1. To remove paint from water-based latex, acrylic, emulsion and school paints, rinse wet stains under running water then wash according to the fabric care label.

2. For dried paints, those that are oil or varnished based, sponge carefully with white spirit or a proprietary paintbrush cleaner (apply in small amounts, and test on a small area before proceeding) before washing.

Remove Water-Based Ink Stains from Fabric

1. Place the stained clothing on top of a clean dry towel or cloth.

2.  Apply water to the ink stain and blot with another clean cloth.

3.  While you blot, the ink stain it will begin to transfer onto the cleaning cloth.

4.  Apply a small amount of liquid washing detergent to the ink stain and allow the fabric to sit for between 3-5 minutes.

5.  Using the hottest water recommend for your clothing wash normally.

6.  Before drying, check to make sure the entire stain was removed.

7.  If any trace of the stained area remains, repeat the steps above.

Please note that drying the stained area before all the stain is removed will make it harder to remove the stain later.

Removing Chocolate Stains from Fabric

  • Allow any clumps of chocolate to harden, then scrape away as much as possible using a spoon or dull knife.
  • Apply either Laundry detergent, stain remover or soap to the stained area..
  • Allow the product to soak for several minutes.
  • If the stain is large or ground into the fabric, allow the stained area to soak in a bowl filled with cold water with one of the detergents/soaps.
  • Launder as usual with cold water -  warm or hot water as this can set the stain.
  • Hang the clothing to dry completely and ensure the stain is removed before placing it in the dryer for future cleanings.

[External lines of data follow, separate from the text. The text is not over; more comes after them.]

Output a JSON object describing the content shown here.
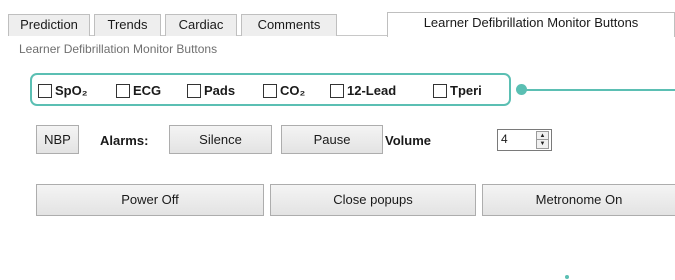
{
  "tabs": [
    {
      "label": "Prediction",
      "active": false
    },
    {
      "label": "Trends",
      "active": false
    },
    {
      "label": "Cardiac",
      "active": false
    },
    {
      "label": "Comments",
      "active": false
    },
    {
      "label": "Learner Defibrillation Monitor Buttons",
      "active": true
    }
  ],
  "page": {
    "subtitle": "Learner Defibrillation Monitor Buttons"
  },
  "checkboxes": [
    {
      "label": "SpO₂",
      "checked": false
    },
    {
      "label": "ECG",
      "checked": false
    },
    {
      "label": "Pads",
      "checked": false
    },
    {
      "label": "CO₂",
      "checked": false
    },
    {
      "label": "12-Lead",
      "checked": false
    },
    {
      "label": "Tperi",
      "checked": false
    }
  ],
  "controls": {
    "nbp_label": "NBP",
    "alarms_label": "Alarms:",
    "silence_label": "Silence",
    "pause_label": "Pause",
    "volume_label": "Volume",
    "volume_value": "4"
  },
  "actions": {
    "power_off_label": "Power Off",
    "close_popups_label": "Close popups",
    "metronome_label": "Metronome On"
  },
  "colors": {
    "accent": "#5bbfb3"
  }
}
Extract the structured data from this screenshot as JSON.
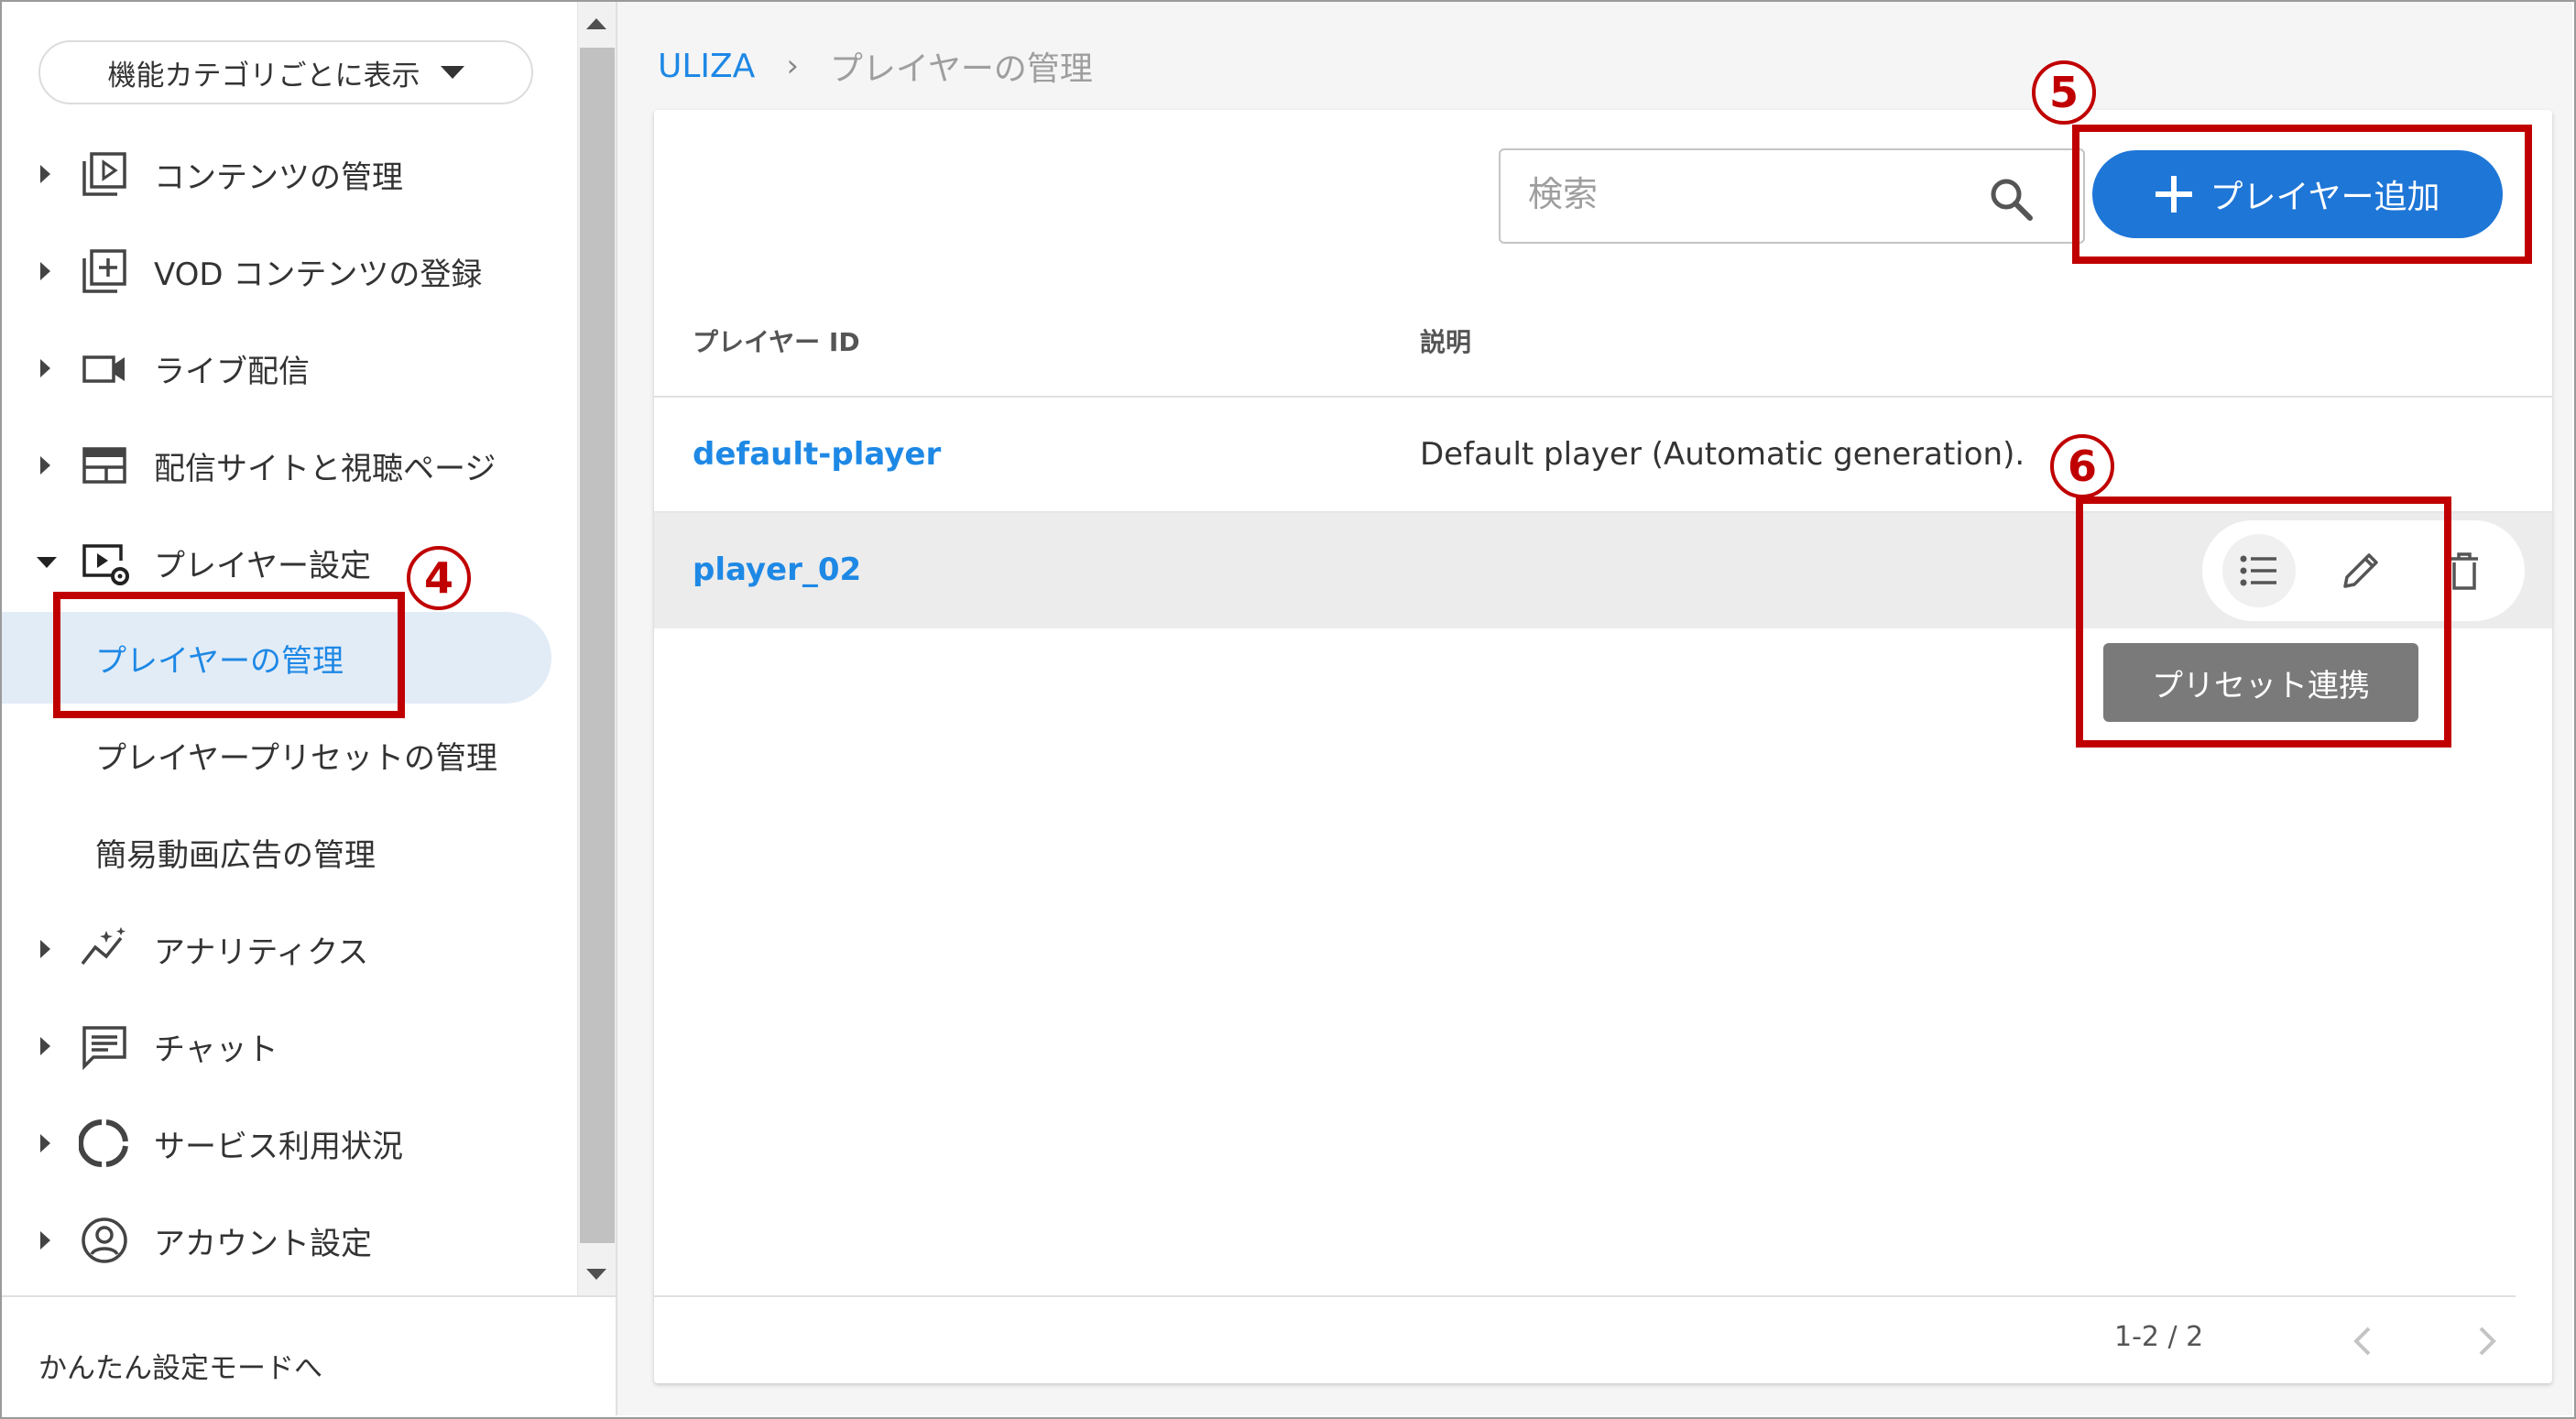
{
  "sidebar": {
    "category_dropdown": "機能カテゴリごとに表示",
    "items": [
      {
        "label": "コンテンツの管理",
        "icon": "play-box-icon"
      },
      {
        "label": "VOD コンテンツの登録",
        "icon": "add-box-icon"
      },
      {
        "label": "ライブ配信",
        "icon": "video-camera-icon"
      },
      {
        "label": "配信サイトと視聴ページ",
        "icon": "web-layout-icon"
      },
      {
        "label": "プレイヤー設定",
        "icon": "player-settings-icon",
        "expanded": true
      },
      {
        "label": "アナリティクス",
        "icon": "analytics-icon"
      },
      {
        "label": "チャット",
        "icon": "chat-icon"
      },
      {
        "label": "サービス利用状況",
        "icon": "donut-chart-icon"
      },
      {
        "label": "アカウント設定",
        "icon": "account-circle-icon"
      }
    ],
    "sub_items": [
      {
        "label": "プレイヤーの管理",
        "active": true
      },
      {
        "label": "プレイヤープリセットの管理",
        "active": false
      },
      {
        "label": "簡易動画広告の管理",
        "active": false
      }
    ],
    "footer_link": "かんたん設定モードへ"
  },
  "breadcrumb": {
    "root": "ULIZA",
    "separator": "›",
    "current": "プレイヤーの管理"
  },
  "toolbar": {
    "search_placeholder": "検索",
    "add_button_label": "プレイヤー追加"
  },
  "table": {
    "columns": [
      "プレイヤー ID",
      "説明"
    ],
    "rows": [
      {
        "id": "default-player",
        "description": "Default player (Automatic generation)."
      },
      {
        "id": "player_02",
        "description": ""
      }
    ]
  },
  "row_actions": {
    "icons": [
      "list-icon",
      "edit-pencil-icon",
      "delete-trash-icon"
    ],
    "tooltip": "プリセット連携"
  },
  "pagination": {
    "range": "1-2 / 2"
  },
  "annotations": {
    "n4": "4",
    "n5": "5",
    "n6": "6"
  },
  "colors": {
    "accent": "#1e76d7",
    "link": "#1e88e5",
    "callout": "#c00000",
    "active_bg": "#e2ecf7"
  }
}
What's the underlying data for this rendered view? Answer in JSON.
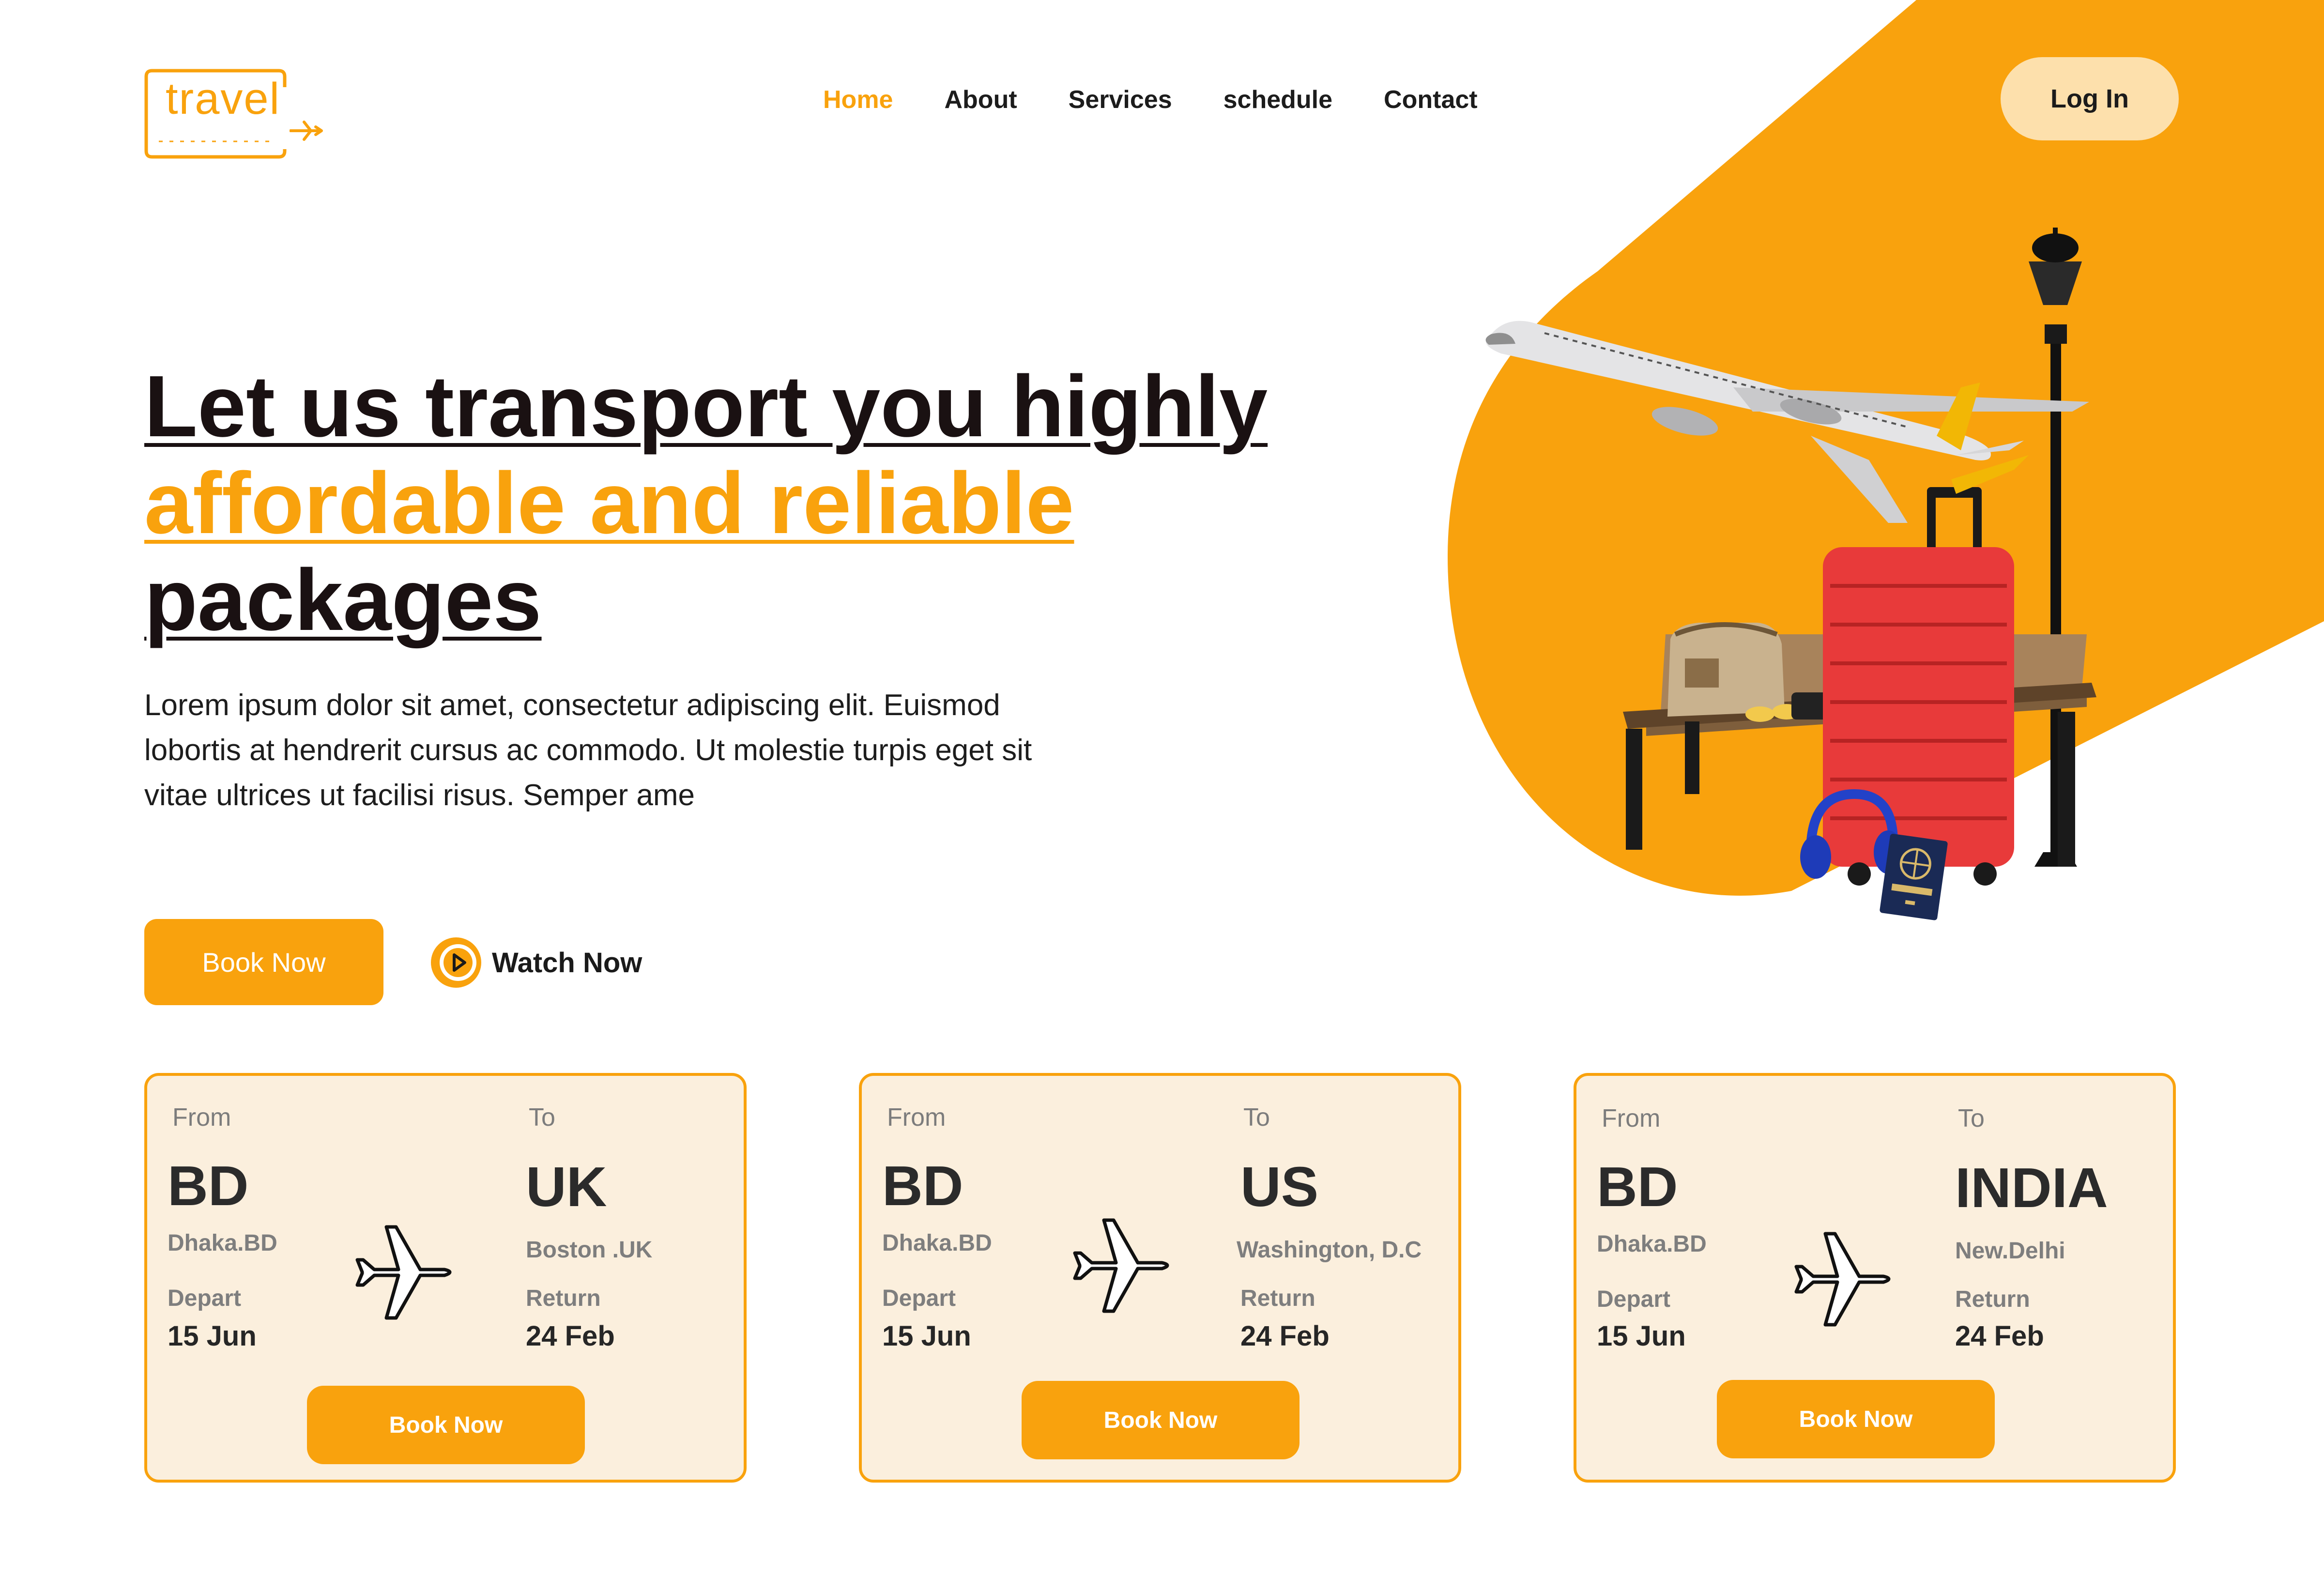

Please note: Soap, such as Palmolive, has been effective in removing chocolate stains that are fresh as well as those that are set-in.

Heavy cream makes the fatty components of the chocolate fresh and easier to remove. Saturate the area with the cream, allow it to soak and launder as normal.